You never know what memories are waiting to be made.

Almost everything we do revolves around money somehow. So the topic of money creeps up on us without us even knowing it. We can help but think about it. Sometimes we cant even help to talk about it. But where do we draw the line on details?

I grew up with very tight small circle of friends from a very young age, both boys and girls. Growing up we knew that some of us came from more money than others but it was never a big deal to us. We were happy on our bikes, playing in the woods, and sharing whatever toys we had with everyone we knew. But I saw a distinct swing as we got older…

The same group went through high school together, then on to college, and then on to life. We all followed our respective dreams and professions. Some move to other cities far away, some had kids… some even had to experience divorce. It was only then that the topic of money began to come up. Sometimes in conversation but probably more often in thought.

Different paths in different lives tend to cost more than others. People begin to have different responsibilities in life, some other than their own depending on their relationships.

As a group, we realized that we needed to be cognizant of the fact that we may all be at different financial points in our lives. When we were younger, a couple of us would make last minute crazy spring break plans, or spring for the latest concert tickets before they sold out. And anyone who didn’t join in was harped on by everyone until they gave in, so basically – resistance was futile!

But, as we grew up we have realized not everyone can make purchases on a whim. We have no doubt they would love to, if they could, but for some reason or another, they may not be able to.

We also realized that as exciting as it was to all be searching for our summer jobs in school, and then our career spots after school, it used to be cool and fun to talk about what pay we wanted or secured, and what crazy perks came with the job. But now thats not the fun part. We may have a beneficial perk handed to us while someone else struggles with a payment or other money burden.

We still enjoy each other’s company more than anything. We still make plans together. Sometimes they are to go out and sometimes its to cook at home. Either way we always have fun. We just make sure to be respectful of everyones situation and we never hesitate to help each other out however we can… but some details are better left unsaid.

Too often the holidays come around and we think it is a time for family.

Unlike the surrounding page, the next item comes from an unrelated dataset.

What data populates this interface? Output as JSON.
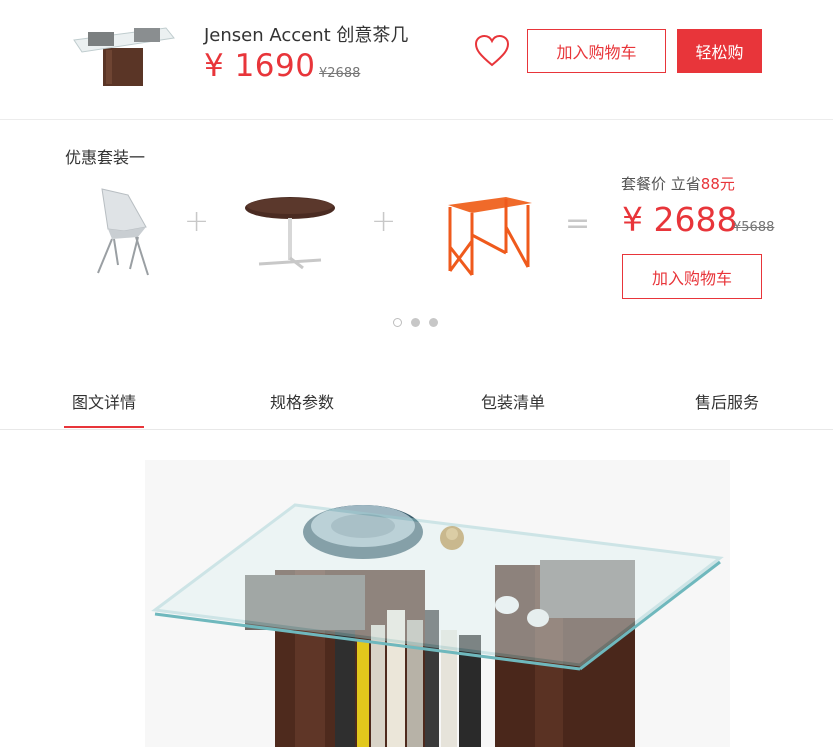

And to many, family means relatives, by blood or by marriage. But does it really stop there?

Over the years I have moved away from my family to reach my own personal goals. All of my family lives a plane ride away. Needless to say, I have made new friends throughout my travels, both in my new home area and on my many journeys’. And I’m proud to say that many of these new friends have become very close friends. We have had amazing adventures together, shared very good times and very bad times together.

Although there have been years that I have not been able to spend the actual holiday with my blood family, I have always been able to get back home to see them “around” the holidays. This year is the first year where I have not been able to get back to them. Even after taking a new position at work afforded my more time off, I found that I accidently planned a foreign trip pretty close to the holiday season. I made the decision to skip going home, after the trip, and for the holidays. It became costly for airfare and was going to be a lot of traveling.

My family was very understanding and thanks to modern conveniences of Facebook, speaker phone, and Skype I was still able to see their shining faces for the holiday. But the wondered what I would spend my holiday doing “all by myself.”

I found that family does not always mean blood. I ended spending my holiday with some very special people, none of which were my relatives. Some of us exchanged gifts – very well thought out gifts I must say! We all came together and made a great meal and shared some laughs. It ended up being an excellent day.

I did miss being with my blood family, but it was wonderful to see how important a close group of friends can be. Family truly does not have to be blood.

Which non-relatives did you reach out to this holiday season? Did you include those special people of your life in your holiday celebrations?